So what do the myriad civil society organisations think about the liberalisation process? Not one person we spoke to said ”Don’t engage”. The only doubting Thomas I found was an old expat journo who believed the whole process was just the generals engaging in “Burmanisation”, using democracy as a pretext for signing ceasefire agreements with the troublesome ethnic states around the border so that real power could remain with the central government.
Another signal that change is on the way in Burma came when Khin Maung Si, a minister and one of the more conservative of the generals, signed the Walk Free – Zero Tolerance for Slavery Pledge with the mining magnate Andrew Forrest and then appeared alongside Thai boy band Slot Machine and American singer Jason Mraz on stage at a rock concert attended by 60,000 enthusiastic Burmese youth.
The most emotional moment occurred at a dinner with female Burmese activists, each telling about their lives.
One young woman stood up and said: “I was in jail for 11 years. My husband died in jail and then my house was washed away by hurricane Nagis.” We were stunned. She was confident, articulate and excited about the prospects for real change and determined to be a part of the new Burma.
What these women, all former political prisoners, were asking for was the chance for vocational training. All had seen their education destroyed by long stints in jail but their political savvy and leadership skills were obvious.
Australian aid should continue to be a part of this process. Australia is Burma’s second biggest bilateral donor. Concentrating on education and health, we have also been creative with small amounts being put to good purpose.
One example of this is the announcement by the Foreign Minister, Bob Carr, of money to be spent on proper heritage processes to save the beautiful old Victorian buildings of Rangoon.
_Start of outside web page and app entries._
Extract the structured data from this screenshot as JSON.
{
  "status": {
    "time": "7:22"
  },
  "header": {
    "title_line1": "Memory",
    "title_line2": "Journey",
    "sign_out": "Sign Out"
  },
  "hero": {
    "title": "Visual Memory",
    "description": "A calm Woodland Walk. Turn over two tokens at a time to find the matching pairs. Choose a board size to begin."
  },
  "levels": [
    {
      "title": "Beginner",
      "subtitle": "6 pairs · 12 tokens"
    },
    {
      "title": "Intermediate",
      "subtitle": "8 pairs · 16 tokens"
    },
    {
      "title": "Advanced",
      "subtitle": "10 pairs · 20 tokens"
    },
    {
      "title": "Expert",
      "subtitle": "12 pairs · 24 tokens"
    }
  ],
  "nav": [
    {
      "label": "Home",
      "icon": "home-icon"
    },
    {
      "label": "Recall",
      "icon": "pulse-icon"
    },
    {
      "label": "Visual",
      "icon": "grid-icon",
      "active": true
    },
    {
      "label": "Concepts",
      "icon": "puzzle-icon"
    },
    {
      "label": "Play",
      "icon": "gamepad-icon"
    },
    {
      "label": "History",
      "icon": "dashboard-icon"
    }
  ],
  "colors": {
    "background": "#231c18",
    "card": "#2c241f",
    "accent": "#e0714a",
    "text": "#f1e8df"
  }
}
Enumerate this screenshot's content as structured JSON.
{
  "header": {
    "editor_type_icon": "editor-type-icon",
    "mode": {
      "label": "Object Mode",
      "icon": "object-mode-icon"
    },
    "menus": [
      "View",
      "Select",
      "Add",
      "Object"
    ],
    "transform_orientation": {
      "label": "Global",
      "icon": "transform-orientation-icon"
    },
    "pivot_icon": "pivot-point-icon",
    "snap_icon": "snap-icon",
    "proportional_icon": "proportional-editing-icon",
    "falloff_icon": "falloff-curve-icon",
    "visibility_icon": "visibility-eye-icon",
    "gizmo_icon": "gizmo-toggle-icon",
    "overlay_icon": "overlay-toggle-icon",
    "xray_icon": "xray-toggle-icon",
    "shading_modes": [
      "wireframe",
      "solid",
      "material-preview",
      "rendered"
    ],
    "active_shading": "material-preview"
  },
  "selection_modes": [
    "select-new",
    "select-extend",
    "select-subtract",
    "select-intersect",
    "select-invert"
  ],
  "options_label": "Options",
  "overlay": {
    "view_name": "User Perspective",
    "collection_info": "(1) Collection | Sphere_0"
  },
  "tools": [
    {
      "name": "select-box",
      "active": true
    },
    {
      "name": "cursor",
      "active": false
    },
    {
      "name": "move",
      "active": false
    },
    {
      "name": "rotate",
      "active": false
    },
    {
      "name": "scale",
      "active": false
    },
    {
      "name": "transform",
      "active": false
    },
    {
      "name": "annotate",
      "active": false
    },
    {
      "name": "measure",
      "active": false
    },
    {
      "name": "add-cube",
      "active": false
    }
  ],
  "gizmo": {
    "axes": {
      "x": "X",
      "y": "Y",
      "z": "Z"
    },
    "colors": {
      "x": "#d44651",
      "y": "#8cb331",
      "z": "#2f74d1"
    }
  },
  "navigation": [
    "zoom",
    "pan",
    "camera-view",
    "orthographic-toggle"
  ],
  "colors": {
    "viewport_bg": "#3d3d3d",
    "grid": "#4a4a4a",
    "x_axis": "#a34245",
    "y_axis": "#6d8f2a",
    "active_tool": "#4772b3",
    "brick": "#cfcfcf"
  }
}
After the protection of 70 years of closed society, they are at risk.
But all is not rosy in the Burmese polity. Although 11 ceasefire agreements have been signed, civil war continues in northern Kachin and troublesome Rakhine.
For Australians, Rakhine has become an issue as the predominantly Muslim Rohingya flee the inter-communal violence and seek refuge in Malaysia and eventually Australia.
Suu Kyi has been criticised for not speaking out in defence of the Rohingya. As with all such issues, the situation is more complex than seen by us sitting comfortably on our First World sofas, telling resistance leaders what to do.
Suu Kyi has tried not to inflame the fragile situation. The Buddhist Rakhine feel threatened by the increasing presence of Rohingya, and violence has increased over the past few years. One expat commentator said “there would be a riot” if she spoke out. She has issued a joint statement with lawmakers from ethnic minority parties calling for the government to address the concerns of both communities, and on the vexed question of citizenship she has called for the Rohingyas to have their citizenship dealt with in the broader context of a citizenship commission.
For us in Australia, it seems a timid response but nobody doubts her courage, so it needs to be seen in the context of the delicate dance she is doing with the generals.
Australia needs to engage with caution, but continue to press for the release of the few hundred political prisoners and for a humanitarian response to the victims of communal violence in Rakhine. Aid projects should be continued and strengthened.
It is a pity that at a time when Australian aid can be most influential in the shaping of a new Burma, the aid budget is under threat from domestic imperatives such as a balanced budget.
Meredith Burgmann is president of the Australian Council for International Development.